  • Indulge in regular strenuous exercise so that you will be physically fit and able to enjoy your retirement activities.
  • Travel a lot.
Another way for retirees to stay engaged with the world is through volunteering. Research has shown those who volunteer are less depressed and more satisfied with their lives than those who don’t. This is likely connected to having a purpose in life and staying social, both of which have been shown to improve health and extend life. However, experts say that volunteering doesn’t help if you feel this is something you “should” do and are not really engaged in the activity. In other words, unless helping the homeless or working at an animal shelter, for example, are causes you feel passionate about, the rewards might not be there.

Similarly, working can also keep depression at bay, as well as cognitive decline, dementia and hypertension, according to scientists. Even if you’re officially retired, or were forced to retire, you can work part-time or start your own business. Being able to derive some income from working also helps ease worries about your retirement funds depleting too soon.

In their book, Thriving Beyond Midlife (Society of Certified Senior Advisors, 2015), authors E. Craig MacBean and Henry C. Simmons advise taking a new approach to life: “Unexamined ways of expressing yourself and relating to others developed in the first half of life won’t continue to work adequately as your life unfolds to completion.
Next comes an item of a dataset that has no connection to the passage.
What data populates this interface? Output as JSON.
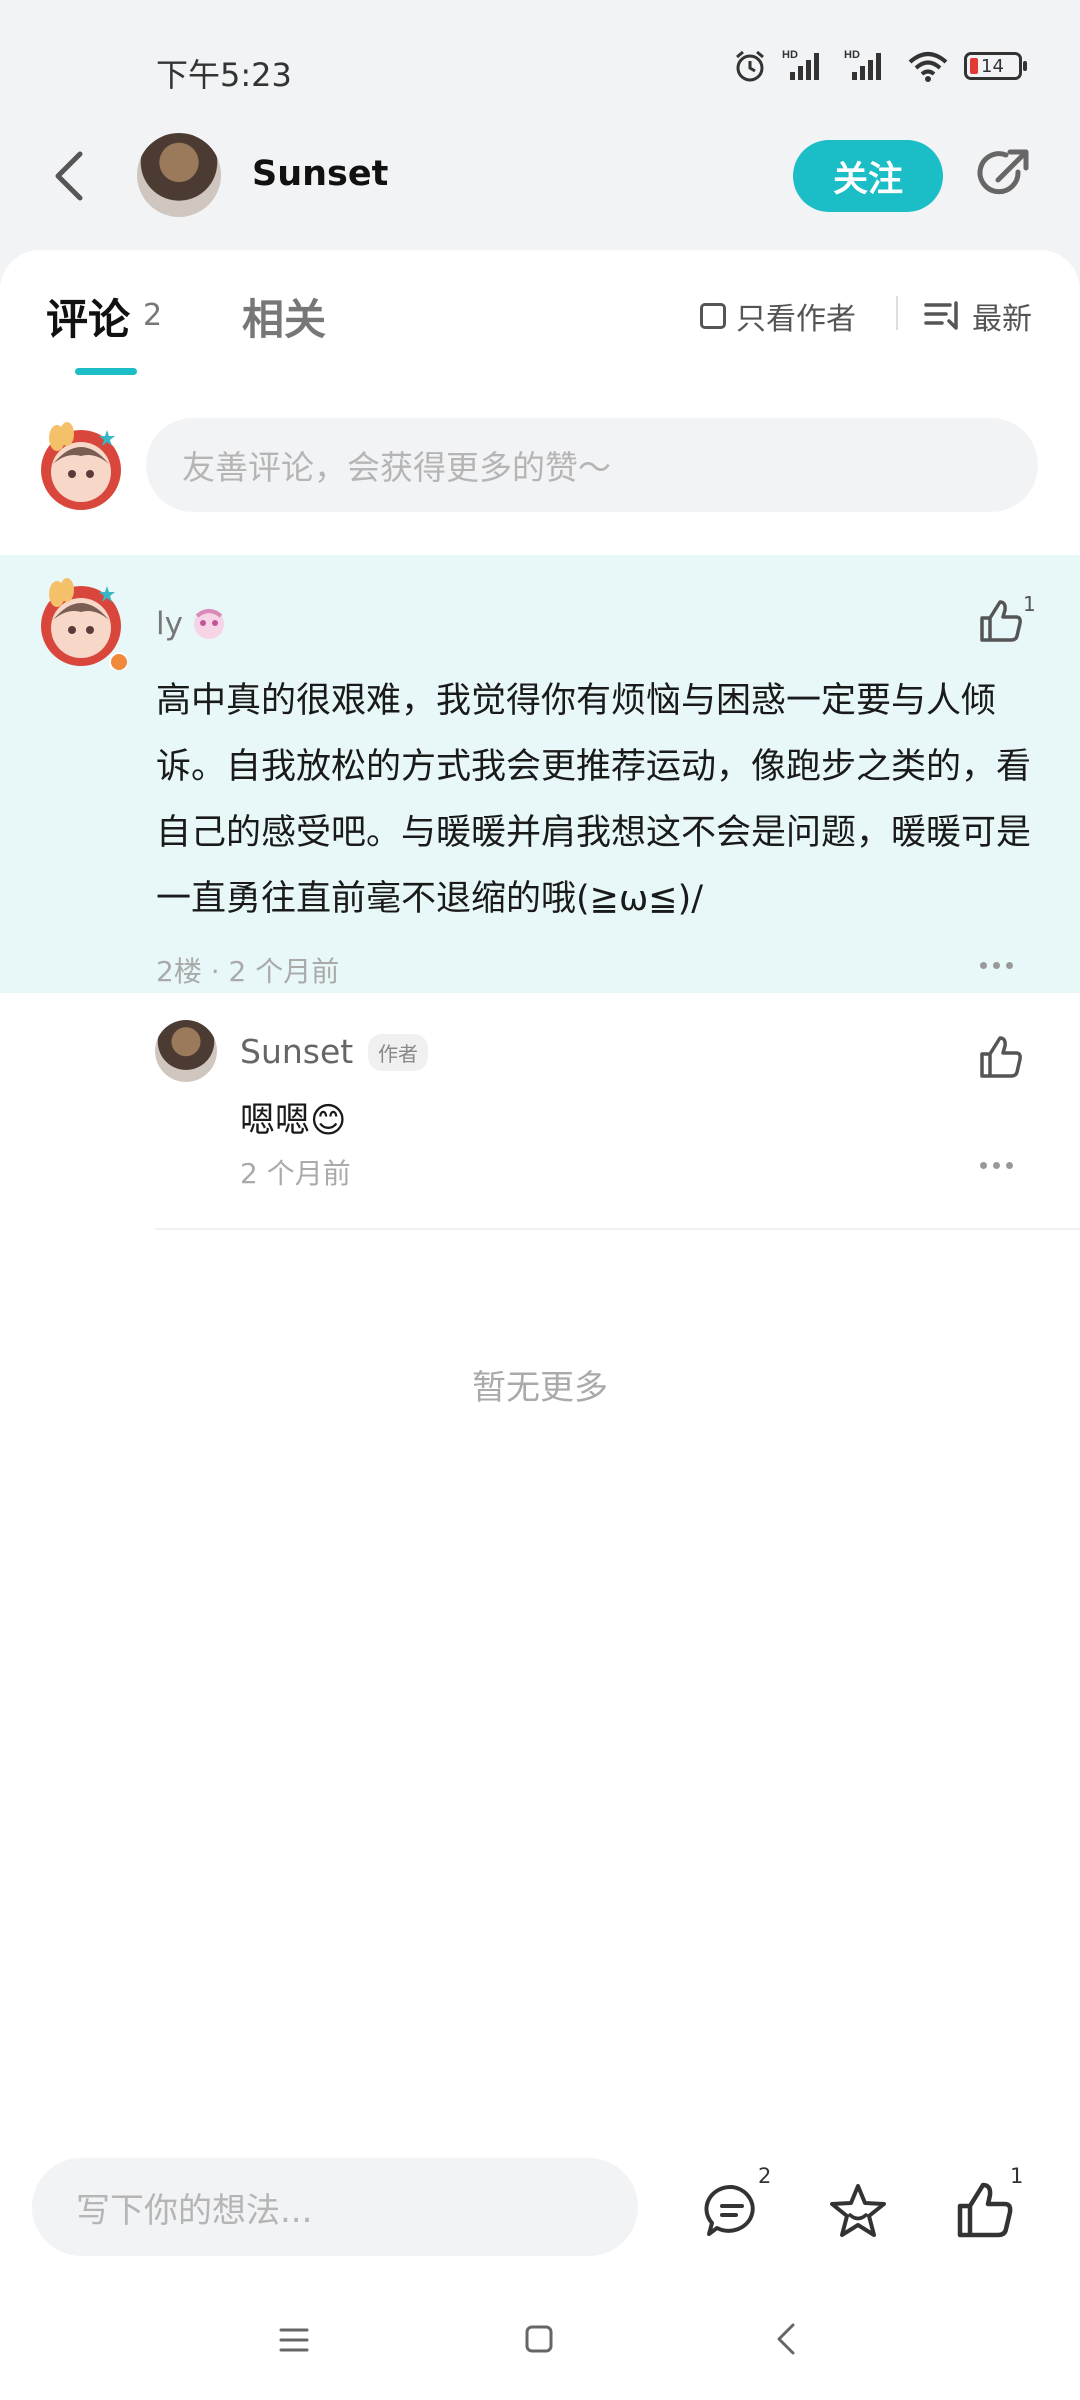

Unexamined ways in which living gets structured from childhood through midlife will need to be replaced intentionally as you get older.” In other words, retirement is a whole new ballgame.


“How to Avoid Living Unhappily Ever After in Retirement,” March 6, 2013, Next Avenue

“When retiring, you have to find a new normal,” Nov. 11, 2015, Dallas Morning News

“After Retirement, Anxiety and Depression,” Retirement Online

“Save Yourself From a Depressing Retirement,” June 15, 2015, Forbes
“Retiring minds want to know,” January 2014 (vol. 45, no. 1), American Psychological Association

“Having trouble adjusting to retirement?,” Oct. 25, 2012, Brighter Life

“Top 10 Tips for Adjusting to Retirement,” How Stuff Works

“How to Retire Happy,” Retirement Café

“How to Retire Happy,” September 2014, AARP

Plan Ahead for a Happy Retirement was featured in the December 2015 Senior Spirit Newsletter.

Blog posting provided by Society of Certified Senior Advisors